When the Covid-19 vaccine roll-out was in it’s initial stages back in January 2021, the term ‘vaccine hesitancy’ was being thrown about with concern. After all, stark figures from ethnic minority communities revealed a reluctance to get the Covid-19 jab. Of course, this was for various reasons, from genuine concerns towards the vaccine to being swayed by anti-vaxx material on social media. On the whole though, vaccine take-up in the UK has been very encouraging so with more than 90% of people saying they are keen to get jabbed- unlike in some parts of Europe.

However, the recent news over blood-clots and the Oxford-AstraZeneca vaccine may have stirred concerns in people who had them previously quelled. The issue affects under-30s in particular, with the age group now being offered alternative vaccines for their protection- namely the Pfizer and Moderna vaccines. As a young journalist who has been following the vaccine roll-out in the UK while keenly reporting on issues surrounding it, yesterday's developments interested me as well as slightly worrying me too. In particular, what happens now in terms of getting the right information into the public eye in a responsible way.

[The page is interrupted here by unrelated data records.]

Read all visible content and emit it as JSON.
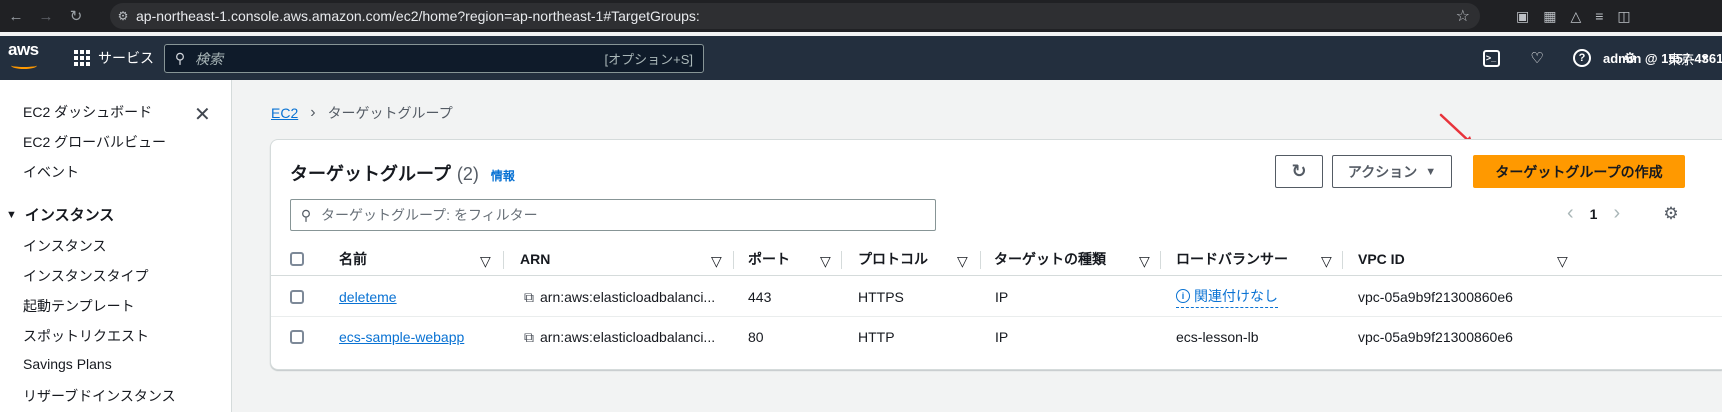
{
  "browser": {
    "url": "ap-northeast-1.console.aws.amazon.com/ec2/home?region=ap-northeast-1#TargetGroups:"
  },
  "header": {
    "logo_text": "aws",
    "services_label": "サービス",
    "search_placeholder": "検索",
    "search_shortcut": "[オプション+S]",
    "region": "東京",
    "account": "admin @ 1557-4361-"
  },
  "sidebar": {
    "items": [
      "EC2 ダッシュボード",
      "EC2 グローバルビュー",
      "イベント"
    ],
    "section": "インスタンス",
    "section_items": [
      "インスタンス",
      "インスタンスタイプ",
      "起動テンプレート",
      "スポットリクエスト",
      "Savings Plans",
      "リザーブドインスタンス"
    ]
  },
  "breadcrumb": {
    "root": "EC2",
    "current": "ターゲットグループ"
  },
  "panel": {
    "title": "ターゲットグループ",
    "count": "(2)",
    "info": "情報",
    "action_label": "アクション",
    "create_label": "ターゲットグループの作成",
    "filter_placeholder": "ターゲットグループ: をフィルター",
    "page": "1"
  },
  "table": {
    "columns": [
      "名前",
      "ARN",
      "ポート",
      "プロトコル",
      "ターゲットの種類",
      "ロードバランサー",
      "VPC ID"
    ],
    "rows": [
      {
        "name": "deleteme",
        "arn": "arn:aws:elasticloadbalanci...",
        "port": "443",
        "protocol": "HTTPS",
        "target_type": "IP",
        "load_balancer": "関連付けなし",
        "vpc_id": "vpc-05a9b9f21300860e6"
      },
      {
        "name": "ecs-sample-webapp",
        "arn": "arn:aws:elasticloadbalanci...",
        "port": "80",
        "protocol": "HTTP",
        "target_type": "IP",
        "load_balancer": "ecs-lesson-lb",
        "vpc_id": "vpc-05a9b9f21300860e6"
      }
    ]
  },
  "colors": {
    "primary_button": "#ff9900",
    "link": "#0972d3",
    "header_bg": "#232f3e",
    "annotation_arrow": "#e8333b"
  }
}
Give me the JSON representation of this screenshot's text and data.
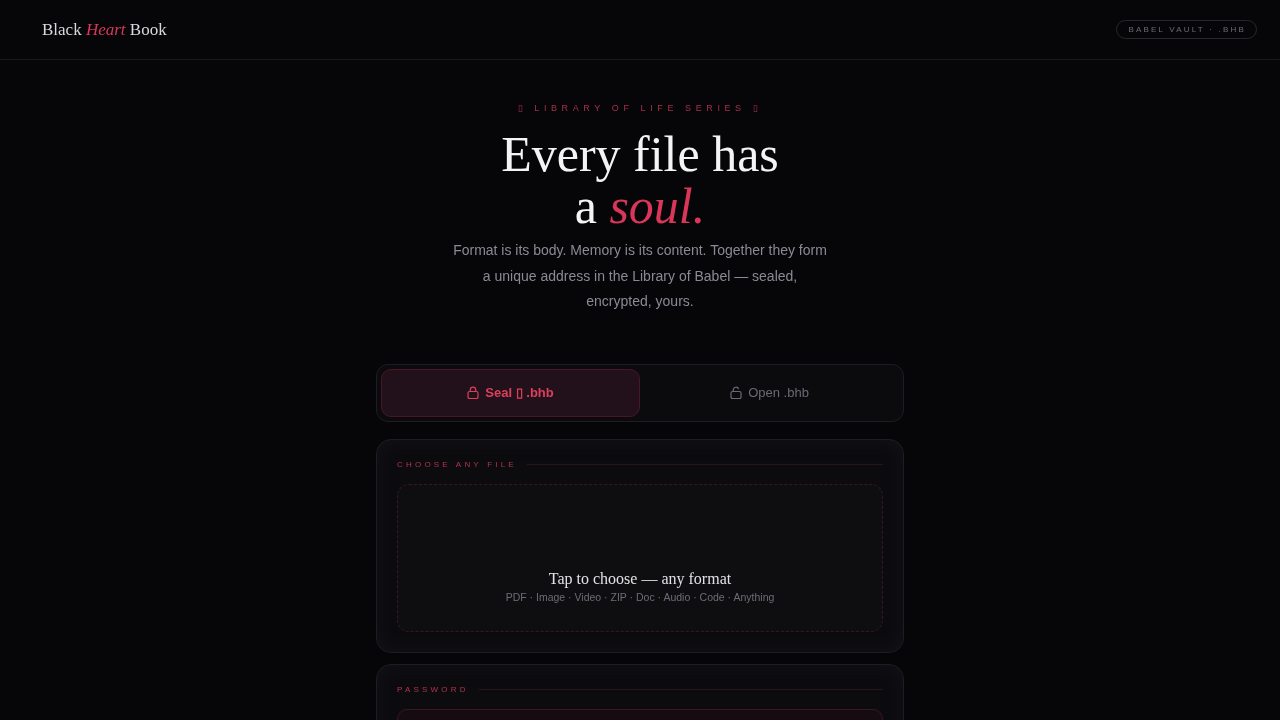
{
  "header": {
    "logo": "Black *Heart* Book",
    "badge": "BABEL VAULT · .BHB"
  },
  "hero": {
    "eyebrow": "▯ LIBRARY OF LIFE SERIES ▯",
    "title_line_1": "Every file has",
    "title_line_2": "a *soul.*",
    "subtitle": "Format is its body. Memory is its content. Together they form a unique address in the Library of Babel — sealed, encrypted, yours."
  },
  "mode_tabs": [
    {
      "label": "Seal ▯ .bhb",
      "kind": "seal",
      "selected": true
    },
    {
      "label": "Open .bhb",
      "kind": "open",
      "selected": false
    }
  ],
  "sections": [
    {
      "kind": "dropzone",
      "label": "CHOOSE ANY FILE",
      "title": "Tap to choose — any format",
      "hint": "PDF · Image · Video · ZIP · Doc · Audio · Code · Anything"
    },
    {
      "kind": "password",
      "label": "PASSWORD"
    }
  ]
}
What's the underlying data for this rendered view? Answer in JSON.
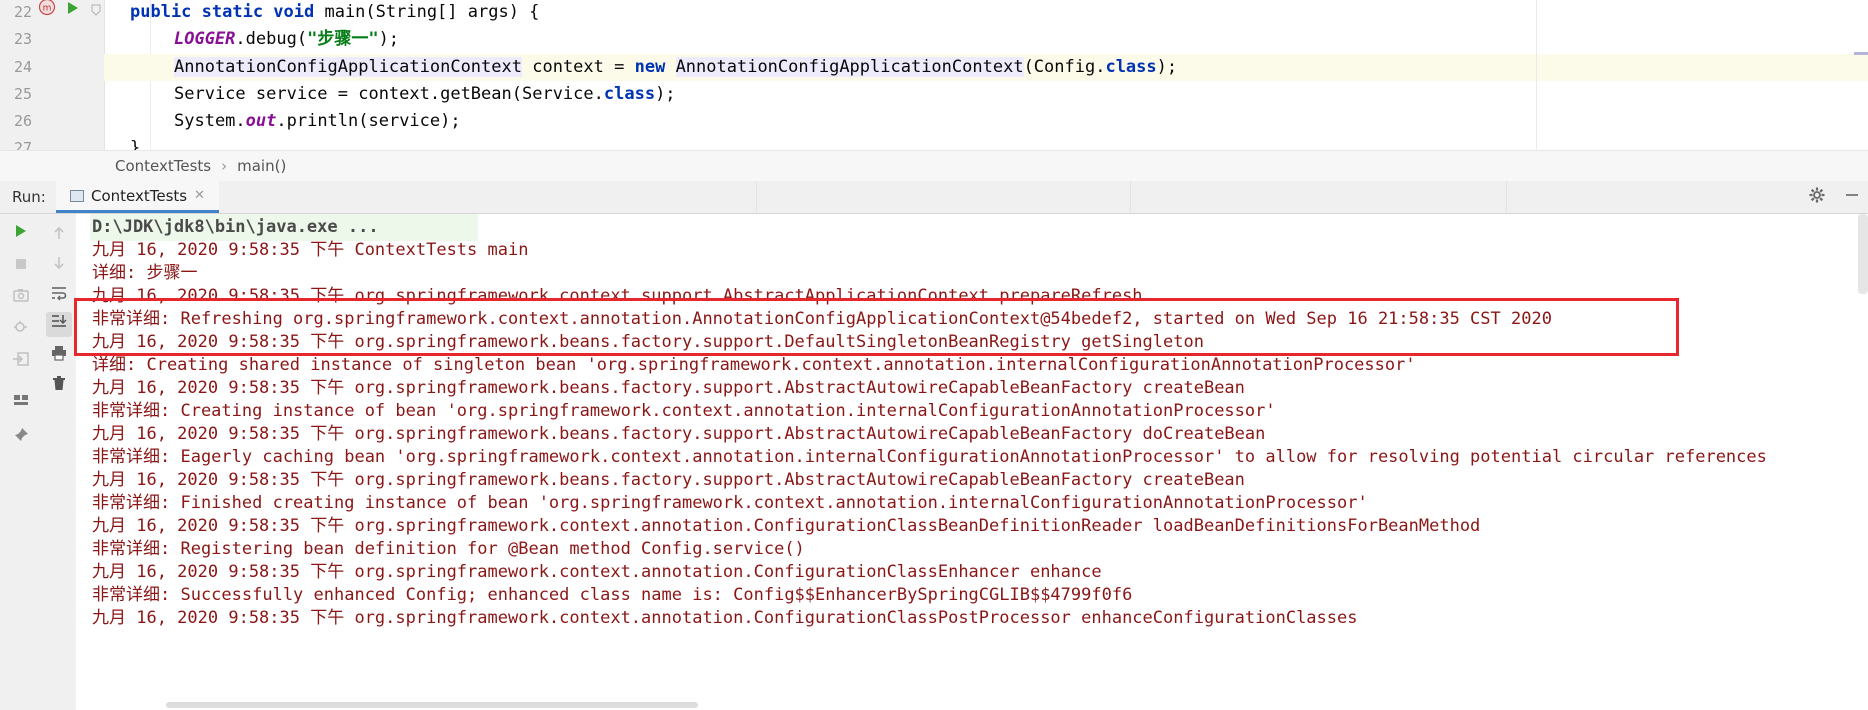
{
  "editor": {
    "line_numbers": [
      "22",
      "23",
      "24",
      "25",
      "26",
      "27"
    ],
    "lines": {
      "l22": {
        "kw": "public static void",
        "rest": " main(String[] args) {"
      },
      "l23": {
        "field": "LOGGER",
        "call": ".debug(",
        "str": "\"步骤一\"",
        "end": ");"
      },
      "l24": {
        "type1": "AnnotationConfigApplicationContext",
        "mid": " context = ",
        "kw": "new",
        "sp": " ",
        "type2": "AnnotationConfigApplicationContext",
        "arg": "(Config.",
        "kw2": "class",
        "end": ");"
      },
      "l25": {
        "a": "Service service = context.getBean(Service.",
        "kw": "class",
        "end": ");"
      },
      "l26": {
        "a": "System.",
        "field": "out",
        "end": ".println(service);"
      },
      "l27": {
        "a": "}"
      }
    }
  },
  "breadcrumb": {
    "items": [
      "ContextTests",
      "main()"
    ],
    "separator": "›"
  },
  "run_panel": {
    "label": "Run:",
    "tab": {
      "label": "ContextTests",
      "close": "✕"
    },
    "settings_icon": "gear-icon",
    "minimize_icon": "minimize-icon"
  },
  "toolbar": {
    "icons": [
      "rerun-icon",
      "stop-icon",
      "camera-icon",
      "settings-bug-icon",
      "login-icon",
      "layout-icon",
      "pin-icon"
    ],
    "icons2": [
      "up-arrow-icon",
      "down-arrow-icon",
      "soft-wrap-icon",
      "scroll-to-end-icon",
      "print-icon",
      "trash-icon"
    ]
  },
  "console": {
    "lines": [
      "D:\\JDK\\jdk8\\bin\\java.exe ...",
      "九月 16, 2020 9:58:35 下午 ContextTests main",
      "详细: 步骤一",
      "九月 16, 2020 9:58:35 下午 org.springframework.context.support.AbstractApplicationContext prepareRefresh",
      "非常详细: Refreshing org.springframework.context.annotation.AnnotationConfigApplicationContext@54bedef2, started on Wed Sep 16 21:58:35 CST 2020",
      "九月 16, 2020 9:58:35 下午 org.springframework.beans.factory.support.DefaultSingletonBeanRegistry getSingleton",
      "详细: Creating shared instance of singleton bean 'org.springframework.context.annotation.internalConfigurationAnnotationProcessor'",
      "九月 16, 2020 9:58:35 下午 org.springframework.beans.factory.support.AbstractAutowireCapableBeanFactory createBean",
      "非常详细: Creating instance of bean 'org.springframework.context.annotation.internalConfigurationAnnotationProcessor'",
      "九月 16, 2020 9:58:35 下午 org.springframework.beans.factory.support.AbstractAutowireCapableBeanFactory doCreateBean",
      "非常详细: Eagerly caching bean 'org.springframework.context.annotation.internalConfigurationAnnotationProcessor' to allow for resolving potential circular references",
      "九月 16, 2020 9:58:35 下午 org.springframework.beans.factory.support.AbstractAutowireCapableBeanFactory createBean",
      "非常详细: Finished creating instance of bean 'org.springframework.context.annotation.internalConfigurationAnnotationProcessor'",
      "九月 16, 2020 9:58:35 下午 org.springframework.context.annotation.ConfigurationClassBeanDefinitionReader loadBeanDefinitionsForBeanMethod",
      "非常详细: Registering bean definition for @Bean method Config.service()",
      "九月 16, 2020 9:58:35 下午 org.springframework.context.annotation.ConfigurationClassEnhancer enhance",
      "非常详细: Successfully enhanced Config; enhanced class name is: Config$$EnhancerBySpringCGLIB$$4799f0f6",
      "九月 16, 2020 9:58:35 下午 org.springframework.context.annotation.ConfigurationClassPostProcessor enhanceConfigurationClasses"
    ]
  },
  "colors": {
    "console_text": "#8b1616",
    "keyword": "#0033b3",
    "string": "#067d17",
    "field": "#871094",
    "highlight_box": "#e8262d",
    "run_icon": "#3ea335"
  }
}
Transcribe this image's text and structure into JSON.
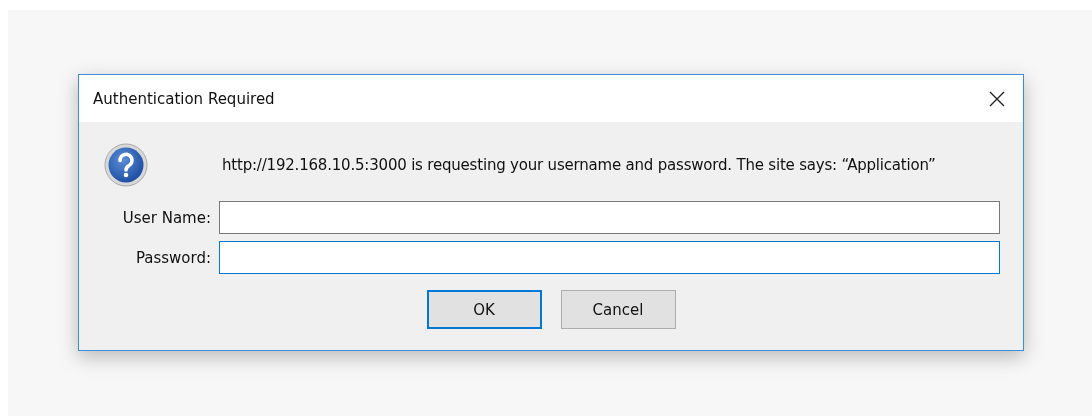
{
  "window": {
    "title": "Authentication Required"
  },
  "message": "http://192.168.10.5:3000 is requesting your username and password. The site says: “Application”",
  "fields": [
    {
      "label": "User Name:",
      "focused": false
    },
    {
      "label": "Password:",
      "focused": true
    }
  ],
  "buttons": [
    {
      "label": "OK",
      "default": true
    },
    {
      "label": "Cancel",
      "default": false
    }
  ]
}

It's important to look at the potential impact the recent turn of events could have on vaccine uptake in younger age groups. After all, vaccine hesitancy has been highlighted as an issue here before- with an ONS report indicating that around 1 in 6 (17%) adults aged 16 to 29 years reported vaccine hesitancy; this was the highest of all age groups. Therefore it’s clear that this isn’t a new issue, but something which has been bubbling for a while. We don’t know how these figures will demonstrate in real life as the vaccine hasn’t been fully rolled out to these age groups yet. We also don’t know how yesterday’s news will affect these figures yet as it’s too early to make any conclusions. However, what we do know is that this statistic is out there and yesterday’s news has the potential to affect vaccine uptake within these age-groups, especially those who are on the fence about it.

You may be wondering, why are young people showing signs of hesitancy in the first place? There are many, but the one very obvious reason I want to mention is the impact of social media, which still bubbles with anti-vaxx propaganda to this day. Young people are more reliant on social media as opposed to their older counterparts, especially for keeping up with the news. One source I spoke to for a feature I worked on about this very issue told me that they rely on the likes of Snapchat and Instagram for their Covid-19 related news. Another problem that ties into this is the mistrust of the government. A study in June 2020 has shown that 18-25 year olds are “less likely to have confidence in political institutions and leaders and harbour more negative attitudes towards elections.” Therefore, when they see the government saying one thing about vaccines and someone with a large following on Instagram saying another, they feel conflicted. I’m not saying this off the top of my head- this is what young people, particularly college students, have told me.

The government shouldn’t ignore this. Nor should they be complaining about being ‘blindsided’ by the issue a few months down the line. They need to be three steps ahead. Taking action now can save lives later- a lesson we’ve been brutally reminded of throughout the pandemic. So what should the government be doing? It’s not enough to just ‘debunk myths’ or attack misinformation. Clearly explaining what’s going on, targeted encouragement, encouragement by example are all key.

Don’t just say, “we all need the vaccine.” Make it personal. Speak right to them, not at them.

Responsible reporting is also key- breaking down the facts and figures so we know exactly what’s going on. We don’t need to sensationalise headlines and scare people off when the numbers currently suggest otherwise- this plays a role in whether people take up the vaccine or not. The words BLOOD CLOT and VACCINE in scary colours are more likely to put someone off going to their appointment. Contextualise it in a way that people in my generation can relate to. You’re more likely to get a blood clot from the contraceptive pill or contract Covid-19 than getting a blood clot from the vaccine. Of course, the risk is still there, but it's about weighing up how big or small the risks are compared to the biggest risk to our health out there- Covid-19.

There’s no doubt that the government needs to emphasise the importance of vaccines a lot more over the coming weeks. The sooner they take targeted action, the better- as we’ve learnt from the past few months. Public health messaging, news reporting and analysis are all going to be tested by this issue- how they react plays a role in determining the reaction.

Zesha Saleem is a freelance journalist and Editor for YouthPolitics UK